— SOURCE RECORDS —

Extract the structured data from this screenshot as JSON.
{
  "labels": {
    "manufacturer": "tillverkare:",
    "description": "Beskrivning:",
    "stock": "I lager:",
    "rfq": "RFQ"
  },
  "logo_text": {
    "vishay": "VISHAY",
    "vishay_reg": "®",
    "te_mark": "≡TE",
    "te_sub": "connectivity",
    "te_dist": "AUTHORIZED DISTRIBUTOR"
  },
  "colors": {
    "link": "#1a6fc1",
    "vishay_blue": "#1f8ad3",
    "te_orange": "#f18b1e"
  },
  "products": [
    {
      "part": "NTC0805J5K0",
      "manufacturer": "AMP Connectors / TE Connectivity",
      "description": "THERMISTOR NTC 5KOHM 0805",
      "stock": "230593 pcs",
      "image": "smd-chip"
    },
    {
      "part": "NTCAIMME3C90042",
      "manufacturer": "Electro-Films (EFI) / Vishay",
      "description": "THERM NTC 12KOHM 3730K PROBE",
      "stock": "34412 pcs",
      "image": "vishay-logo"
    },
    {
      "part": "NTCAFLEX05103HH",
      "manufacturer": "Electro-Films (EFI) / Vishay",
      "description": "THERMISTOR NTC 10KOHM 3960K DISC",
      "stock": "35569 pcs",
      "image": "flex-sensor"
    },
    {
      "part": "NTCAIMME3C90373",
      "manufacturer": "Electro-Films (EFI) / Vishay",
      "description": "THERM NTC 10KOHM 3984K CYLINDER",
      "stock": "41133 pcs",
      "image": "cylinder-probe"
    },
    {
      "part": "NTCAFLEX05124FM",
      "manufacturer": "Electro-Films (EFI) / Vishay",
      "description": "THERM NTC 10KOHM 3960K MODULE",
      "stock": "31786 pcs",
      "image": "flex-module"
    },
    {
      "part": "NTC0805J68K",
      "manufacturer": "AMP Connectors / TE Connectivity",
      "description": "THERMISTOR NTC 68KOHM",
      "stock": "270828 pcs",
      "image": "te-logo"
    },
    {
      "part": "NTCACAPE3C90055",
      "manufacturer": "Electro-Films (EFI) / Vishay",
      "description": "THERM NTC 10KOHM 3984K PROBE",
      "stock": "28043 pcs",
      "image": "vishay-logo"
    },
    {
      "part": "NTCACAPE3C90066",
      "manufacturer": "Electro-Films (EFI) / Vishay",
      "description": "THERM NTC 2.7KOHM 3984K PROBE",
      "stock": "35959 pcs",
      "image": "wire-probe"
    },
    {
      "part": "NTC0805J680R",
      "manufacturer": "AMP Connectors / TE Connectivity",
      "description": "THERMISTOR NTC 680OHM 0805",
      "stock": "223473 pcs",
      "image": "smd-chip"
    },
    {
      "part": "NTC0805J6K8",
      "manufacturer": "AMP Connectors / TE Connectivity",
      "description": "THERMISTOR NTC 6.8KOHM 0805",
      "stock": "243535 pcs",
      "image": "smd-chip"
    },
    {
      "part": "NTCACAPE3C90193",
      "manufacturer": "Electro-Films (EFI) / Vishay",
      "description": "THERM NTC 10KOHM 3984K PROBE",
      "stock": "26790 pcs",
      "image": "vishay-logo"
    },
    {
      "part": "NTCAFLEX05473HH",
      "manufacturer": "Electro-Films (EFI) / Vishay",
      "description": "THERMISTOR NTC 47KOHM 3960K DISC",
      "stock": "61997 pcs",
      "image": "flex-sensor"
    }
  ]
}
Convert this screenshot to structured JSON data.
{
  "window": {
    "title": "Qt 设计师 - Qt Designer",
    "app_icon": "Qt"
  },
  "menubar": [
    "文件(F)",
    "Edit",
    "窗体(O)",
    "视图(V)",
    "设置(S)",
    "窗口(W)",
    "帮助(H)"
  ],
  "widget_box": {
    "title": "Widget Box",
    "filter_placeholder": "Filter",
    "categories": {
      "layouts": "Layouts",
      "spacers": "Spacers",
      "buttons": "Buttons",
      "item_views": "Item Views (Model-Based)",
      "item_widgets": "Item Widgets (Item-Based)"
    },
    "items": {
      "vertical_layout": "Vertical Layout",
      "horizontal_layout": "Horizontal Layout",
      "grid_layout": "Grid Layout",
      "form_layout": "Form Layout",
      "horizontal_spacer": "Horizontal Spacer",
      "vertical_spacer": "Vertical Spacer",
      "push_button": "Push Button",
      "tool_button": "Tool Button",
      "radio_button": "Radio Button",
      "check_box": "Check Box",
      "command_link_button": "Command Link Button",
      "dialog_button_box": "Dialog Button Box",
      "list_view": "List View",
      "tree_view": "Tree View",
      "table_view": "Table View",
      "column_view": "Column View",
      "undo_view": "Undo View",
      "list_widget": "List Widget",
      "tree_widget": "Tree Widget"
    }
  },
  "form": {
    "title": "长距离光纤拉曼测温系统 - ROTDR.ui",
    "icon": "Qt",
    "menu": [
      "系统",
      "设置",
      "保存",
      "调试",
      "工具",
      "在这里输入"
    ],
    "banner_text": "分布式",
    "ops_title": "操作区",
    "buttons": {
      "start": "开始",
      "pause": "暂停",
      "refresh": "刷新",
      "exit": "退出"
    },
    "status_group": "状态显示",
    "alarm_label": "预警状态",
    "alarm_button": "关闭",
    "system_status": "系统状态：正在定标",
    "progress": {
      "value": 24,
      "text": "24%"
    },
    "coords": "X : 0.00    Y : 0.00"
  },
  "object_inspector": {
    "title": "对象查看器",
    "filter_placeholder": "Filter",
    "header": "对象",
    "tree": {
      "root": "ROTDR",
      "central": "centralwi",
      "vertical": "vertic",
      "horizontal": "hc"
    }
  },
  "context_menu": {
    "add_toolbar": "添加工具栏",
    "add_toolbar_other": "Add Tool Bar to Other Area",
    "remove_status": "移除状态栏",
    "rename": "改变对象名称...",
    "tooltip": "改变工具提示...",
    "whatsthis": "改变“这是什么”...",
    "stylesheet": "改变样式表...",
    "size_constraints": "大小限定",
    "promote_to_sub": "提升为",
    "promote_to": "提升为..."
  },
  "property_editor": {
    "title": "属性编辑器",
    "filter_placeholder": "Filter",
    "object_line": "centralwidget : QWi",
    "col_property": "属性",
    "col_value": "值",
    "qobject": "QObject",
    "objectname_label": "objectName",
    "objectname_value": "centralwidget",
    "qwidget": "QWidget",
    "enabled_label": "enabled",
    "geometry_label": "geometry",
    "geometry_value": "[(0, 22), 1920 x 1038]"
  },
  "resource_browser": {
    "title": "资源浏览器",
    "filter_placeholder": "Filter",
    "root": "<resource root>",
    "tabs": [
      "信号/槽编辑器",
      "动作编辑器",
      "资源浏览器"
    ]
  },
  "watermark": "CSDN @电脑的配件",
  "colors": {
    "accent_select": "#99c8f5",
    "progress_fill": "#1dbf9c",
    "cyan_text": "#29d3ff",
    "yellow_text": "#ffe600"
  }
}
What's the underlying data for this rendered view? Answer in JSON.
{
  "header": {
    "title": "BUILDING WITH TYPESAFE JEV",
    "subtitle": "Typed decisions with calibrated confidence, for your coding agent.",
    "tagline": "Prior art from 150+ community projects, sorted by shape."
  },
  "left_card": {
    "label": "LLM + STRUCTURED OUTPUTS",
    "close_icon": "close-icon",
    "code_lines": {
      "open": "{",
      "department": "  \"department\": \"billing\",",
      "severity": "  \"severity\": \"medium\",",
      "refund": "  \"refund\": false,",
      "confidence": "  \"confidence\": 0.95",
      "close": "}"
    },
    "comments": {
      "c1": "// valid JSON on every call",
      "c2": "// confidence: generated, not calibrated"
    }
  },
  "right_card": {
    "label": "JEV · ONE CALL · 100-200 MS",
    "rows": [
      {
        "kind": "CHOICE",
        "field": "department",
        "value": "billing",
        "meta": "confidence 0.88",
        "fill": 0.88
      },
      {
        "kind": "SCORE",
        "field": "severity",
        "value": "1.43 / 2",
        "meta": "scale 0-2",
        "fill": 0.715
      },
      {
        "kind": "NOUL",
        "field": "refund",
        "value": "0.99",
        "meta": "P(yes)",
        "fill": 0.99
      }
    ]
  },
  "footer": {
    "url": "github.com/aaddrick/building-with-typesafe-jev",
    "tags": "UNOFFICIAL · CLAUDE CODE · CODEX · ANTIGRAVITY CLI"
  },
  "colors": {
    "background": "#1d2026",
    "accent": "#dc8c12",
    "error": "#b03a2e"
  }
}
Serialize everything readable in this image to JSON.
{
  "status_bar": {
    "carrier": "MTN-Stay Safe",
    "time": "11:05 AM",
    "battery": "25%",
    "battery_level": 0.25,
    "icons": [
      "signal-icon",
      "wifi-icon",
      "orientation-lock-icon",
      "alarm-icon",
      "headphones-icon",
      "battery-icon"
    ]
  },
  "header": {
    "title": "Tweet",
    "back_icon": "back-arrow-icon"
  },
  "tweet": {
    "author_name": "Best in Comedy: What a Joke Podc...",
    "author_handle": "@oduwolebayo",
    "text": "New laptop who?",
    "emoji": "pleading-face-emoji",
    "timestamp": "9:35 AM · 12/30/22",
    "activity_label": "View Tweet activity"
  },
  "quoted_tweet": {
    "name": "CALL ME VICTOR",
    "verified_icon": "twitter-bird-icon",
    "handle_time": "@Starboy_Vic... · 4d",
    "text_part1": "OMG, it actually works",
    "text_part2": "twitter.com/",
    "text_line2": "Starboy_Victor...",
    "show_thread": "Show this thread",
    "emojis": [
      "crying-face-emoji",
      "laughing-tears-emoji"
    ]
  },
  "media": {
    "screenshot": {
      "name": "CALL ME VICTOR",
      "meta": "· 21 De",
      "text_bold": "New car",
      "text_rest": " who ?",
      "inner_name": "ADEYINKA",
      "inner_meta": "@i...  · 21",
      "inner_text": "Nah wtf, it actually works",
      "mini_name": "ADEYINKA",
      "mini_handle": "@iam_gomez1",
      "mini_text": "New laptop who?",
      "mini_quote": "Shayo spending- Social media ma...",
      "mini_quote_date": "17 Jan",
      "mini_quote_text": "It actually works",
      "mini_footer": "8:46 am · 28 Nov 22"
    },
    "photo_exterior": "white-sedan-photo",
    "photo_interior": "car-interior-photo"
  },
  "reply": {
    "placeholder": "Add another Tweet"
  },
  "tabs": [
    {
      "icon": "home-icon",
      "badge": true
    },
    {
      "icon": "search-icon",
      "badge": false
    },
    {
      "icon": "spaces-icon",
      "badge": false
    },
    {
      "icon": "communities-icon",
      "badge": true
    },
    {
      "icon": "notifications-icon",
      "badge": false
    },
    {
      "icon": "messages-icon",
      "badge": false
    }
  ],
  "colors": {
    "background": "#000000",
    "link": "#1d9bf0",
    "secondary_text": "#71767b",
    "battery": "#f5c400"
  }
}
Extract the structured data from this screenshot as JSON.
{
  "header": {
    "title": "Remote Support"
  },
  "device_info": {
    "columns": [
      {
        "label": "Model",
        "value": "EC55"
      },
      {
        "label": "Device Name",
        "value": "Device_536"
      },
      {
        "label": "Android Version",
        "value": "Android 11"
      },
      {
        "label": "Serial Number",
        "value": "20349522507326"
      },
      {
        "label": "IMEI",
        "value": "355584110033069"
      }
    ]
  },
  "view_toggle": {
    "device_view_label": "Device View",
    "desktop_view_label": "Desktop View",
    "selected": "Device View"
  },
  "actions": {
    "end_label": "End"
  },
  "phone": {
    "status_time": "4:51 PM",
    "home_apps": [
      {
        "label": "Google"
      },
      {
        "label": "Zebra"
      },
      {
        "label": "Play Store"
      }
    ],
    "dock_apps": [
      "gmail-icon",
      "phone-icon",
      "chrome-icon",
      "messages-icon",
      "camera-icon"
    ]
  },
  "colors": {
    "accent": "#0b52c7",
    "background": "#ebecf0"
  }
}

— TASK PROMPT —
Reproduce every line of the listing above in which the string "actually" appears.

— RESPONSE TO THE TASK —
    "text_part1": "OMG, it actually works",
      "inner_text": "Nah wtf, it actually works",
      "mini_quote_text": "It actually works",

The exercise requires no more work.